====== Given data ======

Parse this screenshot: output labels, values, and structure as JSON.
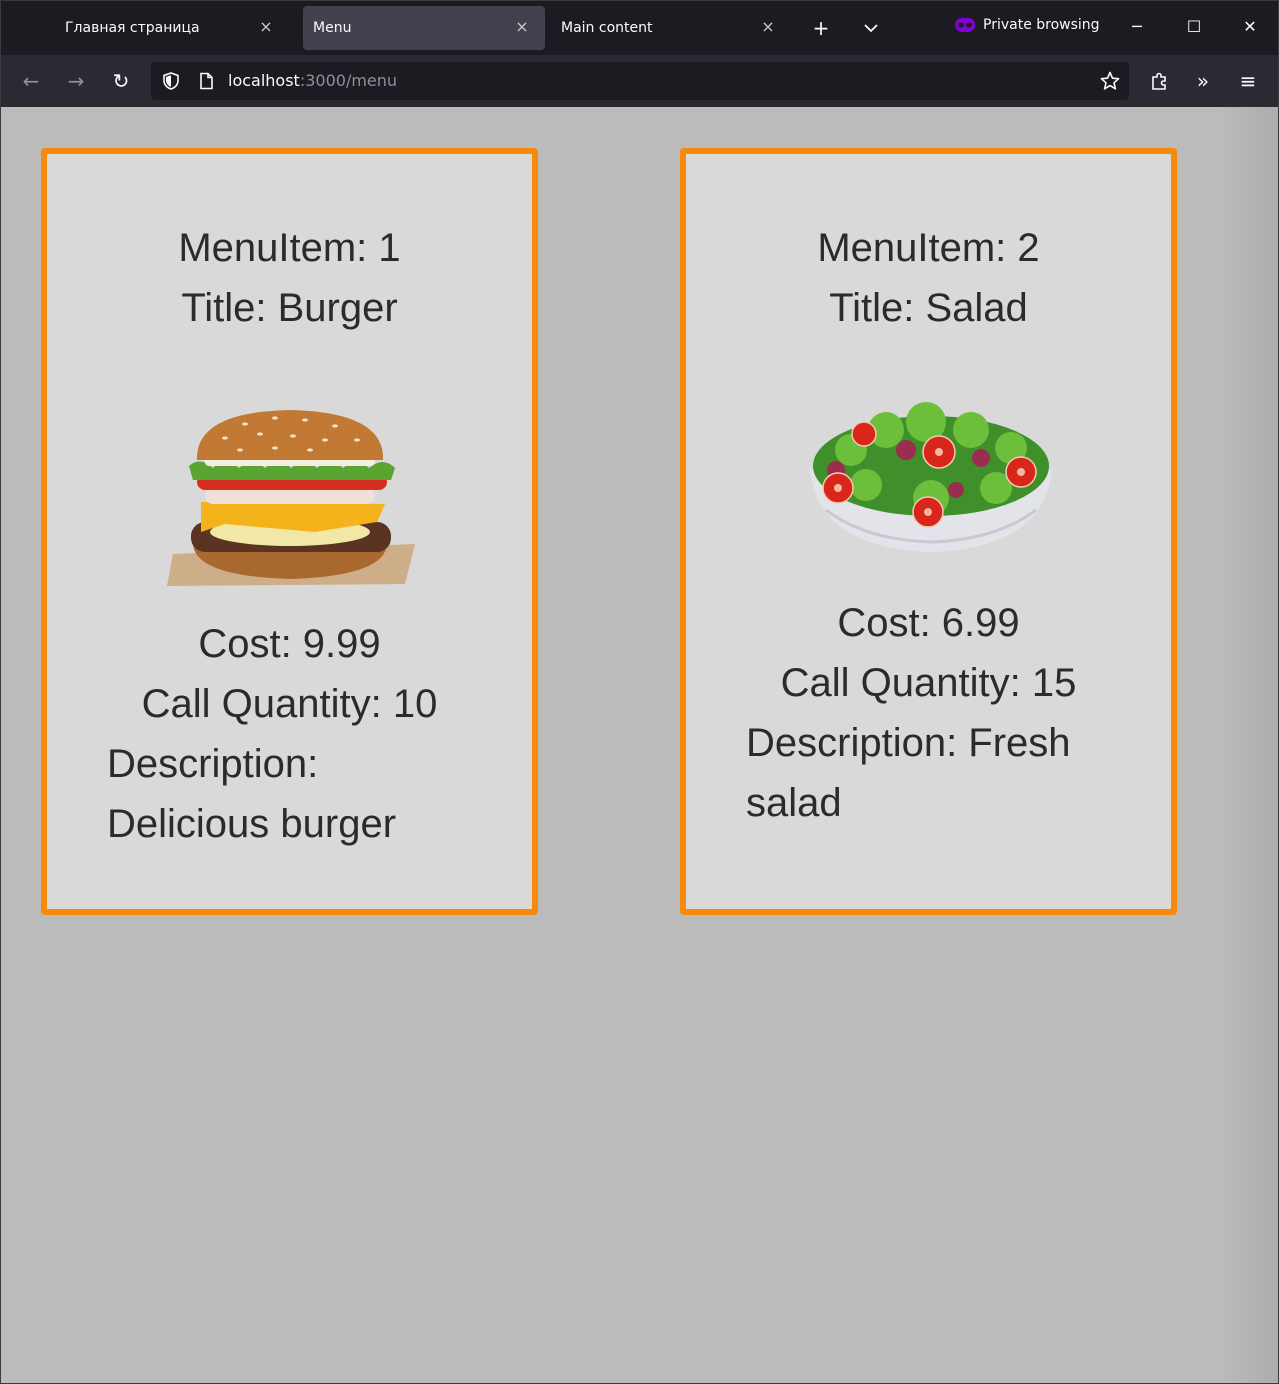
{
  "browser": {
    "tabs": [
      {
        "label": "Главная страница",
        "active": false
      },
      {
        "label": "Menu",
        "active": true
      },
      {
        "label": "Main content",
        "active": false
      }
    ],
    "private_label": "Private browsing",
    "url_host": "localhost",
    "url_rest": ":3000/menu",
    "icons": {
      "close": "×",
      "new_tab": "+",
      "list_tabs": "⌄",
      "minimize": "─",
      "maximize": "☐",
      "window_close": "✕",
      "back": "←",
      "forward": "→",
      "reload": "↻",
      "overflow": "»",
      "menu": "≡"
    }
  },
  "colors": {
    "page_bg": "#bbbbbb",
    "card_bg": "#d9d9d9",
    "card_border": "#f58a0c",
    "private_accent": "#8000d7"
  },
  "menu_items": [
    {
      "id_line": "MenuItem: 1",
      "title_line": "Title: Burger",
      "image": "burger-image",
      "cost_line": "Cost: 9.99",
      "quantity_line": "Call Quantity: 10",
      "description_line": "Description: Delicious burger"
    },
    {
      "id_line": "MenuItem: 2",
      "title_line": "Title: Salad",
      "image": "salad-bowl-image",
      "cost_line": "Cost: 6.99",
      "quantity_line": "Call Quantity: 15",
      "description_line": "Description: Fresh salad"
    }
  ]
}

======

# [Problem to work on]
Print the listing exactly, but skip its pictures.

# [Answer for the task]
Parse this screenshot: output labels, values, and structure as JSON.
{
  "browser": {
    "tabs": [
      {
        "label": "Главная страница",
        "active": false
      },
      {
        "label": "Menu",
        "active": true
      },
      {
        "label": "Main content",
        "active": false
      }
    ],
    "private_label": "Private browsing",
    "url_host": "localhost",
    "url_rest": ":3000/menu",
    "icons": {
      "close": "×",
      "new_tab": "+",
      "list_tabs": "⌄",
      "minimize": "─",
      "maximize": "☐",
      "window_close": "✕",
      "back": "←",
      "forward": "→",
      "reload": "↻",
      "overflow": "»",
      "menu": "≡"
    }
  },
  "colors": {
    "page_bg": "#bbbbbb",
    "card_bg": "#d9d9d9",
    "card_border": "#f58a0c",
    "private_accent": "#8000d7"
  },
  "menu_items": [
    {
      "id_line": "MenuItem: 1",
      "title_line": "Title: Burger",
      "image": "burger-image",
      "cost_line": "Cost: 9.99",
      "quantity_line": "Call Quantity: 10",
      "description_line": "Description: Delicious burger"
    },
    {
      "id_line": "MenuItem: 2",
      "title_line": "Title: Salad",
      "image": "salad-bowl-image",
      "cost_line": "Cost: 6.99",
      "quantity_line": "Call Quantity: 15",
      "description_line": "Description: Fresh salad"
    }
  ]
}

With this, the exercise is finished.